A new bill (the “Open App Markets Act“) introduced in the Senate on Wednesday, introduced by Senators Richard Blumenthal (D-CT), Amy Klobuchar (D-MN), and Marsha Blackburn (R-TN), would ban digital app stores from the likes of Apple and Google from forcing developers to rely solely on the store’s first-party payment system. While Apple does allow for third-party payment options in very select scenarios, the vast majority of apps available in the App Store must use Apple’s first-party payment system when paying for things directly within the app.
Many apps bypass this by not allowing users to pay for things within the app, including subscriptions.
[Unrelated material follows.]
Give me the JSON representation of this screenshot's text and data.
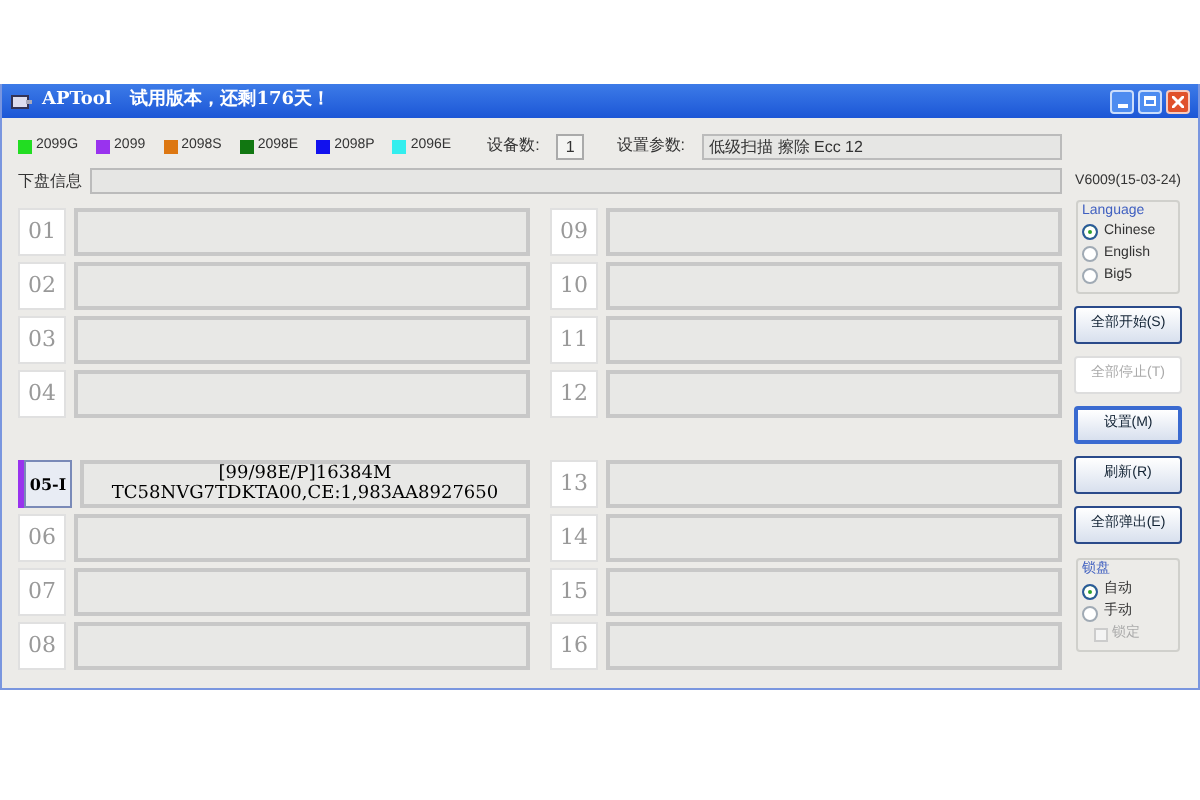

Spotify, Netflix, and many others simply don’t offer the option, instead relying on their own websites to let interested folks sign up for their services.
The bill also bars companies from “punishing developers that offer lower prices on a separate app store or through their own payment systems”, per The Verge. One more thing the bill introduces: barring companies like Apple from using non-public data to create competing applications that rival third-party alternatives. The bill would also make it so companies would need to allow third-party app stores and even side-loading of apps.
Blumenthal had this to say in a statement following the submission of the bill to the Senate:
For years, Apple and Google have squashed competitors and kept consumers in the dark—pocketing hefty windfalls while acting as supposedly benevolent gatekeepers of this multi-billion dollar market. This bipartisan bill will help break these tech giants’ ironclad grip, open the app economy to new competitors, and give mobile users more control over their own devices.
In a separate statement, the Coalition for App Fairness (of which Spotify and Epic Games and Tile are associated) weighed in:
We have worked toward creating a fairer and more competitive app marketplace for both developers and consumers. The bipartisan Open App Markets Act is a step towards holding big tech companies accountable for practices that stifle competition for developers in the U.S. and around the world.
Epic Games launched its own war against the App Store and Google Play via its mega-popular battle royale game Fortnite. At the time, and ever since, Epic Games has argued that Apple (and Google) are strangling the app market in general, stifling competition, and much more. As of right now, a federal judge is reviewing that case, and we’re all just waiting on a determination.